Printer Friendly

Native American cultural enrichment through the arts.

We need to encourage students, beginning on the elementary level, to learn about our multicultural society. Art can help students become aware of cultural differences and similarities. Through an increased awareness, students will develop a respect for peers of other ethnic backgrounds. We need to instill these values of respect in young children. As respect increases, so do students' self-esteems.

The Native American culture lends itself to cultural enrichment through the arts. Books on Native American designs are readily available. Ethnic cookbooks can supply cooking projects with corn or cornmeal, recipes for beef jerky made in a low-temperature oven, solar-cooked apples, panfried bread or berry leather made of flattened berries dried in the oven or the sun.

Native Americans in the Southwest create sand paintings as an extension of their religion. These paintings can be developed into an exciting unit coupled with illustrated books on the subject. Heavy cardboard cut from storage boxes is an excellent base for sand paintings.
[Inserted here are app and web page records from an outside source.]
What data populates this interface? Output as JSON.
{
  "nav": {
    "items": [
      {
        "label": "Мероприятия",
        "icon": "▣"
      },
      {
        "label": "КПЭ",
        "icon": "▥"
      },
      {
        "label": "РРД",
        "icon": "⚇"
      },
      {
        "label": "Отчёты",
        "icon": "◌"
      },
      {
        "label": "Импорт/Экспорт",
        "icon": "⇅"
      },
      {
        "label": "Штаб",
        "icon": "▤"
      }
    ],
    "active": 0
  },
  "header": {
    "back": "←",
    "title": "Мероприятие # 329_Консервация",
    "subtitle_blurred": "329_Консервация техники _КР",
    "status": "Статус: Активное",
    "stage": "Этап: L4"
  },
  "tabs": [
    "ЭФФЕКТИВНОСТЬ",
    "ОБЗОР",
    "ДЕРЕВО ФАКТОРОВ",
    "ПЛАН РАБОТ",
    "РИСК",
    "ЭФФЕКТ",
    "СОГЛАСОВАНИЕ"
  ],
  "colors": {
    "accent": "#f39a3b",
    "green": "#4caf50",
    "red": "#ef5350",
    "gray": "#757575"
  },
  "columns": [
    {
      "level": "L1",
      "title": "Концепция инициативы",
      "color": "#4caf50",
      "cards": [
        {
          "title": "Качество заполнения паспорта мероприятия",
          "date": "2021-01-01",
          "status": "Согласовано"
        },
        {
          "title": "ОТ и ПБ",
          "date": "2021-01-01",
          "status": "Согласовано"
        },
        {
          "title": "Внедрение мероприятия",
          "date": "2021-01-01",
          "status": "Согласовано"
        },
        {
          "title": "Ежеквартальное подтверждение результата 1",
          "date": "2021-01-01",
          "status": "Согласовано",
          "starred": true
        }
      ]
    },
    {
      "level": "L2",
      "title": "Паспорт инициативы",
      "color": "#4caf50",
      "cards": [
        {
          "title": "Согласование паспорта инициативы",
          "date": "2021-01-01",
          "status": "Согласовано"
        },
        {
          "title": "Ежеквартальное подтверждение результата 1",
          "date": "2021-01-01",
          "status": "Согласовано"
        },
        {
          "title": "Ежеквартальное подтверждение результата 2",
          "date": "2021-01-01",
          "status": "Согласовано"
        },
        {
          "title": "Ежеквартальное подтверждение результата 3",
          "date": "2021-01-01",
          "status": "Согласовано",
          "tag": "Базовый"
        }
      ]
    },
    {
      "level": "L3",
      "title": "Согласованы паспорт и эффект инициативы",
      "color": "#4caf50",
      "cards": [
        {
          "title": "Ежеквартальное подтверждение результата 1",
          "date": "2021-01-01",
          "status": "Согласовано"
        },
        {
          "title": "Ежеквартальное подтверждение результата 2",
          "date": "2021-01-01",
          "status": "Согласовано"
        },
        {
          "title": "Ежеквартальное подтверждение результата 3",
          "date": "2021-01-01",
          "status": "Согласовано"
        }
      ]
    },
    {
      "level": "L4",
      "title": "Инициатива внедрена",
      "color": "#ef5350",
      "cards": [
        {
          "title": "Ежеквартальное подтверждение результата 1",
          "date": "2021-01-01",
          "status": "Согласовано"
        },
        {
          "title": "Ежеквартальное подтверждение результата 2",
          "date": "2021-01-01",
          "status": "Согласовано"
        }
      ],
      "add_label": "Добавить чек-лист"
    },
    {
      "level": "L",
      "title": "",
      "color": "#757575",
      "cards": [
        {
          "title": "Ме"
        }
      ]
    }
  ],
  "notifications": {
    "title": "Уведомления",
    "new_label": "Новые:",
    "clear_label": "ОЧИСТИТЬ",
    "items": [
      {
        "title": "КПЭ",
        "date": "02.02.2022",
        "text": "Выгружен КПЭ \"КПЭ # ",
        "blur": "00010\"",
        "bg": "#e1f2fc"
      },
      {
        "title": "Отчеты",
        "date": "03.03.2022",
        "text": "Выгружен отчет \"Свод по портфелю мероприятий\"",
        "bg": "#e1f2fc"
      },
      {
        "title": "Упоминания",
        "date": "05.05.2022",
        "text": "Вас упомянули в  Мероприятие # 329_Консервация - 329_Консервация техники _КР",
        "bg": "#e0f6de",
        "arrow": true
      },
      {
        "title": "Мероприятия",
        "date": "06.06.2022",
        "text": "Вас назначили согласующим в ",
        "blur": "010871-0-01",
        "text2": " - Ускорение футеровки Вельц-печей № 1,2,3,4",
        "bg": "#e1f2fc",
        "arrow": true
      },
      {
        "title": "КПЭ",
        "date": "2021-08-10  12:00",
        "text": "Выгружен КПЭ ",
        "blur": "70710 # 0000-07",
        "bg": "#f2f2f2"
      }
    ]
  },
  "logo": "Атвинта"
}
Colored sand or corn-meal dyed with food coloring and moistened with rubbing alcohol rather than water may be used. Draw traditional or contemporary designs with pencil and outline with marking pens. Fill in blank areas one at a time with white glue. Sprinkle colored sand or cornmeal over the glue. Shake off excess amounts.

Create glazed or unglazed round beads of various sizes with red clay. Carve designs by poking pencil points into the clay. Poke the pencil point into each end of the bead until a hole goes entirely through the bead. Clay pendants with traditional designs may be made with any fairly flat shape. A hole poked with a pencil point near the top makes the pendant ready to be strong with yarn, string or leather strips. Beads and flattened decorations may be incorporated into the sides of a headdress. Add fur scraps and leather pieces.

Berry juices and dyes made from boiling yellow onion skins for fifteen minutes make marvelous, inexpensive natural dyes. Try using them as a painting medium on pieces of old sheets, t-shirts, pillowcases or construction paper. Paint simple designs as background or borders for Native American poetry or creative writing.

Small cooperative groups can work together to construct large sculptures, such as models of Native American villages or papier-mache horses. Use a tepee for a quiet reading or study area. Construct the tepee with long sticks or bamboo poles tied with ropes and covered with a sheet. Use marking pens or paint to embellish the covering with drawings by every student in the class. Refrigerator boxes from appliance stores could become longhouses. Combine washing machine or other large appliance boxes to create Pueblo apartments.

Create cardboard loom weavings by stringing 9" x 12" (23 cm x 30 cm) pieces of cardboard, cut and notched at the vertical ends 1/2" apart. Natural colored yarn embellished with twigs, beads and feathers will emulate the weaving of Native Americans. On a large scale, weave a rug on a 7' x 3' (213 cm x 91 cm) frame with nails at each vertical end for the weft. The warp threads include heavy yarn, fabric or rags cut into lengths. An old bathrobe or a pair of pants works nicely. Leave open spaces in the weaving to create a wall hanging instead of a rug. Allow each student to weave a few rows.

Consider a multicultural afternoon in which students choose an interest center. Small group activities include a poetry corner, a reading corner, a cooking area and several art centers with music in the background. Thus, students will be immersed in another culture and begin to feel the richness and diversity in the lifestyles of some Native American tribes. The sounds, smells, enthusiasm and creative atmosphere will be long remembered in young minds.

When a few hands-on experiences are incorporated into the curriculum, students can begin to appreciate the strength of the heritage of our Native Americans. Our hope is that through art programs such as these we can strengthen our children's awareness of their own culture as well as others. This awareness will help the next generation to think globally and work in harmony.

Barbara J. Conrad is Art Representative at Jackson School, San Diego, California School District.
COPYRIGHT 1991 Davis Publications, Inc.
No portion of this article can be reproduced without the express written permission from the copyright holder.
Copyright 1991, Gale Group. All rights reserved. Gale Group is a Thomson Corporation Company.

 Reader Opinion

Title:

Comment:



 

Article Details
Printer friendly Cite/link Email Feedback
Author:Conrad, Barbara J.
Publication:School Arts
Date:Feb 1, 1991
Words:703
Previous Article:Pysanky: not just another Easter egg.
Next Article:Narasimha: Hindu images of belief.
Topics:


Related Articles
Building bridges across cultures: Jaune Quick-to-See Smith.
Traditional Native American values: conflict or concordance in rehabilitation?
Interdisciplinary multicultural education: a unique approach.
Wood spirits: African American folk art roots.
ArtEd online.
And the beat goes on.
Filling the time after school.

Terms of use | Copyright © 2014 Farlex, Inc. | Feedback | For webmasters